Fracture healing: From basic science to role of nutrition
Maria Gabriella Giganti1, Ilaria Tresoldi1, Laura Masuelli2, Andrea Modesti1, Giuseppe Grosso3, Federico Maria Liuni1, Monica Celi1, Cecilia Rao1, Elena Gasbarra1, Roberto Bei1, Umberto Tarantino1
1Dept. of Clinical Sciences and Translational Medicine, University of Rome "Tor Vergata", Italy, 2Dept. of Experimental Medicine, University of Rome "Sapienza", Italy; 3Dept. of Clinical and Molecular Biomedicine, University of Catania, Catania, Italy
TABLE OF CONTENTS

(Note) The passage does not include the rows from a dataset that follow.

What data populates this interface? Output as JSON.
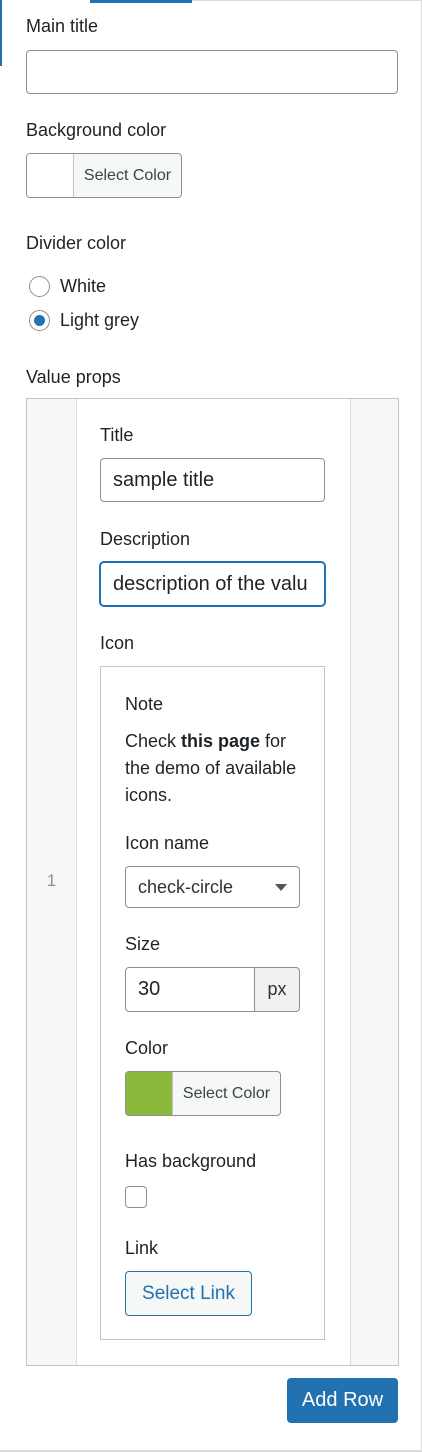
{
  "fields": {
    "main_title": {
      "label": "Main title",
      "value": ""
    },
    "background_color": {
      "label": "Background color",
      "button_label": "Select Color",
      "value": "#ffffff"
    },
    "divider_color": {
      "label": "Divider color",
      "options": [
        {
          "label": "White",
          "selected": false
        },
        {
          "label": "Light grey",
          "selected": true
        }
      ]
    },
    "value_props": {
      "label": "Value props"
    }
  },
  "rows": [
    {
      "index": "1",
      "title": {
        "label": "Title",
        "value": "sample title"
      },
      "description": {
        "label": "Description",
        "value": "description of the valu"
      },
      "icon": {
        "label": "Icon",
        "note": {
          "heading": "Note",
          "before": "Check ",
          "link": "this page",
          "after": " for the demo of available icons."
        },
        "icon_name": {
          "label": "Icon name",
          "value": "check-circle"
        },
        "size": {
          "label": "Size",
          "value": "30",
          "unit": "px"
        },
        "color": {
          "label": "Color",
          "button_label": "Select Color",
          "value": "#8ab83a"
        },
        "has_background": {
          "label": "Has background",
          "checked": false
        },
        "link": {
          "label": "Link",
          "button_label": "Select Link"
        }
      }
    }
  ],
  "actions": {
    "add_row": "Add Row"
  }
}
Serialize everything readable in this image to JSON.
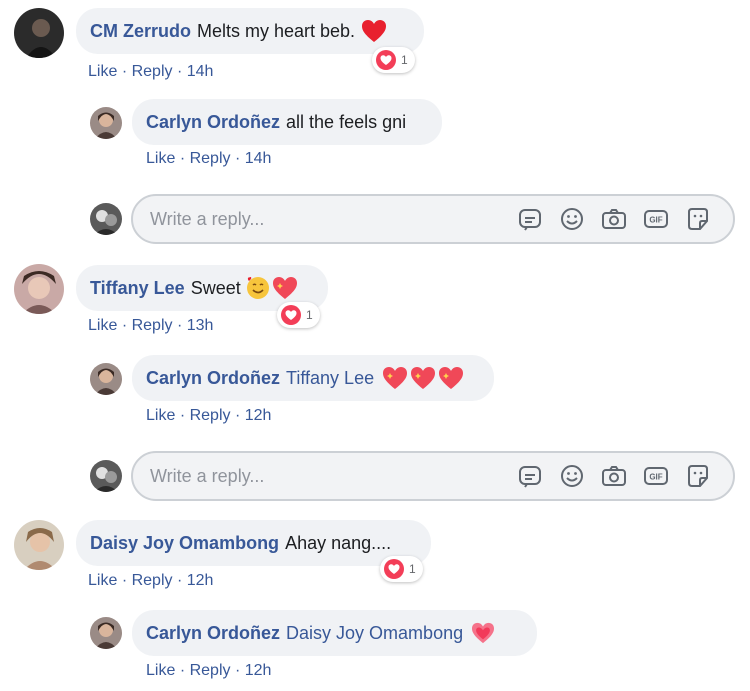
{
  "threads": [
    {
      "comment": {
        "author": "CM Zerrudo",
        "text": "Melts my heart beb.",
        "reaction_count": "1",
        "like": "Like",
        "reply": "Reply",
        "time": "14h"
      },
      "reply": {
        "author": "Carlyn Ordoñez",
        "text": "all the feels gni",
        "like": "Like",
        "reply": "Reply",
        "time": "14h"
      },
      "reply_box": {
        "placeholder": "Write a reply..."
      }
    },
    {
      "comment": {
        "author": "Tiffany Lee",
        "text": "Sweet",
        "reaction_count": "1",
        "like": "Like",
        "reply": "Reply",
        "time": "13h"
      },
      "reply": {
        "author": "Carlyn Ordoñez",
        "text": "Tiffany Lee",
        "like": "Like",
        "reply": "Reply",
        "time": "12h"
      },
      "reply_box": {
        "placeholder": "Write a reply..."
      }
    },
    {
      "comment": {
        "author": "Daisy Joy Omambong",
        "text": "Ahay nang....",
        "reaction_count": "1",
        "like": "Like",
        "reply": "Reply",
        "time": "12h"
      },
      "reply": {
        "author": "Carlyn Ordoñez",
        "text": "Daisy Joy Omambong",
        "like": "Like",
        "reply": "Reply",
        "time": "12h"
      }
    }
  ],
  "separator": "·",
  "icons": {
    "reaction": "love-reaction-icon",
    "reply_box": [
      "sticker-icon",
      "emoji-icon",
      "camera-icon",
      "gif-icon",
      "sticker-face-icon"
    ]
  },
  "colors": {
    "link": "#385898",
    "bubble": "#f0f2f5",
    "love": "#f33e58"
  }
}
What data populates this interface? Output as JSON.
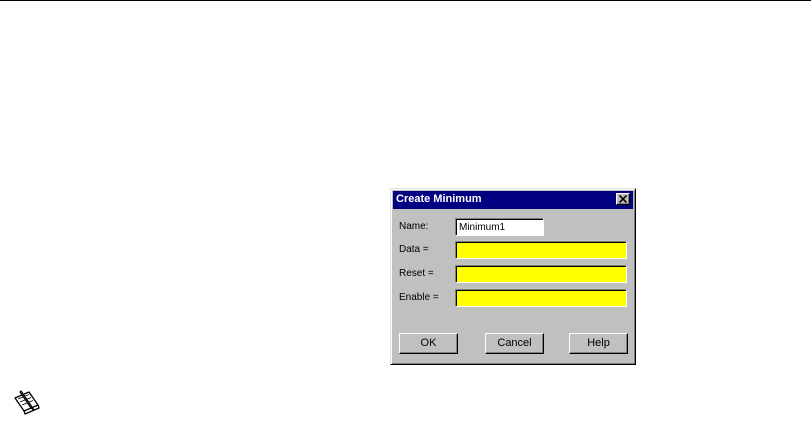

Fracture healing is a complex event that involves the coordination of different processes: initial inflammatory response, soft and hard callus formation, initial bony union and bone remodeling. This well-orchestrated series of biological events follows a specific temporal and spatial sequence that can be affected by biological factors, such as age and bone quality. There is some evidence that increased age is a considerable factor in the inhibition of fracture repair in human subjects. During aging there is an accumulation of damage that depends on the activation of inflammation processes and on changes in the circulating levels of inflammatory cytokines. In addition to the physiological slow down in the repair process, other conditions such as multiple comorbidities leading to polymedication are a frequent occurrence in elderly patients and can have an influence on this process. A further factor that affects bone metabolism is nutrition: bone quality, fragility fractures risk and fracture healing process are all influenced by the nutritional status. This review provides a summary of the immunological aspects of physiological fracture healing and of those nutritional factors which might play an important role in this process.